|International Classification||B01F3/18, B23F21/02, B01F7/16, B65G65/16|
|Cooperative Classification||B65G65/16, B01F7/165|
|European Classification||B65G65/16, B01F7/16G|
|Jul 12, 1994||CC||Certificate of correction|
|Aug 26, 1997||FPAY||Fee payment|
Year of fee payment: 4
|Sep 27, 2000||AS||Assignment|
Owner name: BANK OF AMERICA, N.A., NEW YORK
Free format text: SECURITY INTEREST;ASSIGNOR:ASTARIS LLC;REEL/FRAME:011111/0597
Effective date: 20000914
|Aug 29, 2001||AS||Assignment|
Owner name: ASTARIS LLC, MISSOURI
Free format text: ASSIGNMENT OF ASSIGNORS INTEREST;ASSIGNOR:FMC CORPORATION;REEL/FRAME:012103/0732
Effective date: 20000401
|Sep 25, 2001||REMI||Maintenance fee reminder mailed|
|Mar 1, 2002||LAPS||Lapse for failure to pay maintenance fees|

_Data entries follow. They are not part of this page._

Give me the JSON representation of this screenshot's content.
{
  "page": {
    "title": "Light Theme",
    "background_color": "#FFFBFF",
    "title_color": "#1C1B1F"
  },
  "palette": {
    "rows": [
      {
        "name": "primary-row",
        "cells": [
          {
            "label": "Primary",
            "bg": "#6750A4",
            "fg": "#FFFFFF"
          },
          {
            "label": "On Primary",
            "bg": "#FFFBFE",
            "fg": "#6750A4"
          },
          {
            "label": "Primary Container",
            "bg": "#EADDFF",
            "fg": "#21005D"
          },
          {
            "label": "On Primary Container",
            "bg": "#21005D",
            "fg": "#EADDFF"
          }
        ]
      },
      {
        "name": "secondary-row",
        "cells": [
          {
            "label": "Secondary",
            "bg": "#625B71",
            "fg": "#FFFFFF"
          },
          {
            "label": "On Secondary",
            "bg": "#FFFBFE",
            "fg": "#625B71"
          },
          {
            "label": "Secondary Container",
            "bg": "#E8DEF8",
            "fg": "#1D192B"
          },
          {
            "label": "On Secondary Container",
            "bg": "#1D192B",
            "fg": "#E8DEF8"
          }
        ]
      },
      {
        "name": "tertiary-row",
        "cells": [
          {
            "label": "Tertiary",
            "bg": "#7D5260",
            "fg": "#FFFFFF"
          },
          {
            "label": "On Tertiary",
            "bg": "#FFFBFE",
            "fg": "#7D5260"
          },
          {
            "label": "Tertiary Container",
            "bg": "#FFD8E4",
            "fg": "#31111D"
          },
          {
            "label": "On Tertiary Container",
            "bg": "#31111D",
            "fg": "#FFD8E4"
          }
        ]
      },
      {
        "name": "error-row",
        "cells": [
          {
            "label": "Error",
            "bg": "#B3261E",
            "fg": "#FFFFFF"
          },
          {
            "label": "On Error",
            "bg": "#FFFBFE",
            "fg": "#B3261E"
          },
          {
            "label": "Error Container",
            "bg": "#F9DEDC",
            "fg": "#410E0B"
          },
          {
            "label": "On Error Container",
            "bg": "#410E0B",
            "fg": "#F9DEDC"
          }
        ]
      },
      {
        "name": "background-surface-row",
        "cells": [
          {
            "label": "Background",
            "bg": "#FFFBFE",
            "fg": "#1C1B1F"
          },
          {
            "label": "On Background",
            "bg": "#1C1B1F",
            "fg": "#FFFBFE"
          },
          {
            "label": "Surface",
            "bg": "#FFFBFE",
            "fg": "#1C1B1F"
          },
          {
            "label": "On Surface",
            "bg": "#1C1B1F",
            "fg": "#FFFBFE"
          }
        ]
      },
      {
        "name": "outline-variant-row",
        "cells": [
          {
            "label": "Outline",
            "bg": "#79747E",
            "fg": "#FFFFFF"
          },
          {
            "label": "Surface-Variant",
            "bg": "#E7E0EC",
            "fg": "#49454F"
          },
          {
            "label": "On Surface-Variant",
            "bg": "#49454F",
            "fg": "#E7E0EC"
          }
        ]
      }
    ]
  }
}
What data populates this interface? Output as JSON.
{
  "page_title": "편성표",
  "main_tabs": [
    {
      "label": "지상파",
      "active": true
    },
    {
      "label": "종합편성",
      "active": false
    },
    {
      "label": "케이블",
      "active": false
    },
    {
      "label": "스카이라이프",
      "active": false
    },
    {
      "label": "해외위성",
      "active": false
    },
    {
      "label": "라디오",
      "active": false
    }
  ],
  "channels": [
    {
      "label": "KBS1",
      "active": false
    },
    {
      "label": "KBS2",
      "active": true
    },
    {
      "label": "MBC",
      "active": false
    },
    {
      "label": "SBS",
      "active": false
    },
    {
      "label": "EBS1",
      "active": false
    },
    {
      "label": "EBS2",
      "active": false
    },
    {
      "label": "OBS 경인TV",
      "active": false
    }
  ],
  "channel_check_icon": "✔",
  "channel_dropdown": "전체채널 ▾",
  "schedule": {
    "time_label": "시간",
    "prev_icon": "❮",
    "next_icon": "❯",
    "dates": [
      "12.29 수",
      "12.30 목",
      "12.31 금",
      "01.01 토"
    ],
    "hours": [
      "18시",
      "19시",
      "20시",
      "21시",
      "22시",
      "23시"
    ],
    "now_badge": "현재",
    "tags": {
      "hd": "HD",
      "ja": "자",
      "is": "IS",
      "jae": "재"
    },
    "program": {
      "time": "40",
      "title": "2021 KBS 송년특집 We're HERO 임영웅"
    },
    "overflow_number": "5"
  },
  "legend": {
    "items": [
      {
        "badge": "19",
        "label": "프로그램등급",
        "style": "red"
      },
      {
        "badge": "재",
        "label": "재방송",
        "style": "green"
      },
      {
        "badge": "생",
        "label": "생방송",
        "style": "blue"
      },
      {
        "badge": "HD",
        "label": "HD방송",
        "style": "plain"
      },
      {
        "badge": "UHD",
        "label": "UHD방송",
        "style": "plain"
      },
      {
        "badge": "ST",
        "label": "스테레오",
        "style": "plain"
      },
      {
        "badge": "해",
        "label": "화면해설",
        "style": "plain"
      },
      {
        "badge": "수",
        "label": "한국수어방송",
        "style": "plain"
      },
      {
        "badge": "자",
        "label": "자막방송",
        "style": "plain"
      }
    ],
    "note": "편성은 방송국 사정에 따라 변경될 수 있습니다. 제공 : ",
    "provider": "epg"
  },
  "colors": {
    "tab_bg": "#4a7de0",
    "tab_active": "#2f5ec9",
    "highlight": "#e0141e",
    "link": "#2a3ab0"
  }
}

|Apr 30, 2002||FP||Expired due to failure to pay maintenance fee|
Effective date: 20020301